As is usual with new versions of flight sim, there are also new aircraft included. While you could always supplement your fleet by either buying or downloading new planes, it's nice to have Microsoft include a few new ones. Their development standards are very high, and the same cannot always be said of third party developers. That's not to say that you can't find top quality add-on planes available as free downloads, because that is certainly not the case. It is the case, though, that you may have to download 10 clunkers to find one really good one. The new planes included in FSX include a seaplane, a regional jet airliner, an ultralight, a float plane, and a plane with both wheels and skis. Having "flown" all of them, I find them to be terrific additions to the already large fleet.
Also improved in FSX is the visual environment. The previous environment was arguably somewhat sterile, but the new iteration includes things like moving cars, boats, and airport equipment. There's just something about seeing a truck driving down the road as you're landing that helps with the suspension of disbelief that is such an important factor in simulations. In fact, I had to make a last second go-around when landing on a lake as a small boat drove right in front of me. Again, that adds so much authenticity to the simulated flight that it's scary! Beyond the addition of moving objects, the scenery engine has also been improved. The ground and weather rendering have both had incremental improvements that while still far short of photo-realistic are still quite compelling.
All that said, no review of a new version would be complete without addressing some of the things you wish had been included. For me, that would be more responsive and fluid-like movements of the instruments. Microsoft flight sims have always suffered from comparatively bad performance in this regard. It seems that the updating of the instruments is not prioritized highly enough in the refreshing of the screens. You might be seeing 30 frames per second out the window, but the instruments often seem to be refreshing at a much lower rate. That's unfortunate as it creates difficulty when flying purely on reference to the instruments. This may simply be a matter of my perception, but having seen the extremely smooth operation of the instruments in competing simulators like X-Plane, I think there is really a technical issue here. As I noted before, I'd also like to see the co-pilot in the big iron pull their weight in a more realistic manner.

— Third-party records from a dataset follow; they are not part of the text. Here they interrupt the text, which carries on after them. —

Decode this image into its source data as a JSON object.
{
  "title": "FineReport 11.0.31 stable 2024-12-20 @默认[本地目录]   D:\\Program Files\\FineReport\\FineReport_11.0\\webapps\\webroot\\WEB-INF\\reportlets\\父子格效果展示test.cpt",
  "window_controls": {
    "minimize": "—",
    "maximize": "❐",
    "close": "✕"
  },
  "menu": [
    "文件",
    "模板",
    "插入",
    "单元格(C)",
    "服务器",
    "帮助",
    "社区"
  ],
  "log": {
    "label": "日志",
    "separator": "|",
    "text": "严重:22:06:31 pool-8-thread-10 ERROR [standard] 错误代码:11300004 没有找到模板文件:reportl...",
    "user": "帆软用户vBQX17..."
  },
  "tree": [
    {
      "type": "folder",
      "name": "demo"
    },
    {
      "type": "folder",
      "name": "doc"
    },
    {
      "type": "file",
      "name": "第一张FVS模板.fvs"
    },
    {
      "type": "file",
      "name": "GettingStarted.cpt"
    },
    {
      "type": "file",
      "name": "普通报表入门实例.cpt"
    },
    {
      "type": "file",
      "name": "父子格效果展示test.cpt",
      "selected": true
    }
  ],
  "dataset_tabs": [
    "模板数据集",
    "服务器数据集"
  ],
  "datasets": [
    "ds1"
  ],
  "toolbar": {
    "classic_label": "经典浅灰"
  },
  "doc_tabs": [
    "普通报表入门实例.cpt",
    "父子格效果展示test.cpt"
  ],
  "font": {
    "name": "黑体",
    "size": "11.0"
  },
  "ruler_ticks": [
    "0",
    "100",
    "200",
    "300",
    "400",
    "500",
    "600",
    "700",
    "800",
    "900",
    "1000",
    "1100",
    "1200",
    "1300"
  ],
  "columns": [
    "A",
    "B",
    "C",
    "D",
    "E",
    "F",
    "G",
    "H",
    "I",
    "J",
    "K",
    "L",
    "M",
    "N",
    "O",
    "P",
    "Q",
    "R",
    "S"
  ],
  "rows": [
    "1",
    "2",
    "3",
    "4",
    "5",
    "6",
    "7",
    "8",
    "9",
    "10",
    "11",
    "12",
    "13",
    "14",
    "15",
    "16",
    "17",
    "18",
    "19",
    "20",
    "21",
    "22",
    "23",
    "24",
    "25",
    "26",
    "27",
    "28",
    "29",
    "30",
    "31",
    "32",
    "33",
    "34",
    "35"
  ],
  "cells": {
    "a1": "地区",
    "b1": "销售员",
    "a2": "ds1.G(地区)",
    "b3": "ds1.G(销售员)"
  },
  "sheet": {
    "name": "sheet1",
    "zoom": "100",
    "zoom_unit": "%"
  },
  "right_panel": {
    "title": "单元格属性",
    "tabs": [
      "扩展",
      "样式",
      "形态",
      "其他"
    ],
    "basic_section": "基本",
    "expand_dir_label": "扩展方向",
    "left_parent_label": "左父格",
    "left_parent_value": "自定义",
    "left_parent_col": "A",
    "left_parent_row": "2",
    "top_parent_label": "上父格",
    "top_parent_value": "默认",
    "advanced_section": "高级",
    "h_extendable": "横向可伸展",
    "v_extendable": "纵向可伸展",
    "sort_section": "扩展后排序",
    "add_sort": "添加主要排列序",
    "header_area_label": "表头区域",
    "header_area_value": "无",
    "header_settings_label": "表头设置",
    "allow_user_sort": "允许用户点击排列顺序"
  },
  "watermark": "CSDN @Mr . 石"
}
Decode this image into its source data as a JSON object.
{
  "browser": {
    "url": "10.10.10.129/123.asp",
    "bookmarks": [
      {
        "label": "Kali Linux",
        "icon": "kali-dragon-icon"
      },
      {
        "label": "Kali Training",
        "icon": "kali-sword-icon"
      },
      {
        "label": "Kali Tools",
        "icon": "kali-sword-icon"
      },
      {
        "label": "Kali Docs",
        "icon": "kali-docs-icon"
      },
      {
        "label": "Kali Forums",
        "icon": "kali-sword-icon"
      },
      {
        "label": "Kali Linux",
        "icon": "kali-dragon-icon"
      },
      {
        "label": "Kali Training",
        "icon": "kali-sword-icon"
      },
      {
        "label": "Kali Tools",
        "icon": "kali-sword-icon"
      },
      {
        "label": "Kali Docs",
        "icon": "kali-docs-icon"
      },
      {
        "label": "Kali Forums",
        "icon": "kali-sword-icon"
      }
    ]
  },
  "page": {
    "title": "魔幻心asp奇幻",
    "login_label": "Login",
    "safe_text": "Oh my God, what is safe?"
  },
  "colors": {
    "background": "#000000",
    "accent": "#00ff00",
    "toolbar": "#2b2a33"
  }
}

I'm not sure how FSX will be received in the market. While there are clearly improvements in the sim, they come at a cost: unless the third-party add-ons that have cropped up for the previous version will run flawlessly in the new version, there will be a subset of people that don't want to have to go through the hassle of waiting for the add-ons to be updated to support the new version. Sometimes good enough is good enough, and the additional features of the updated version won't be sufficient to prod everyone into upgrading. This is, of course, not a foreign concept to Microsoft as they deal with it routinely in the Windows and Office worlds.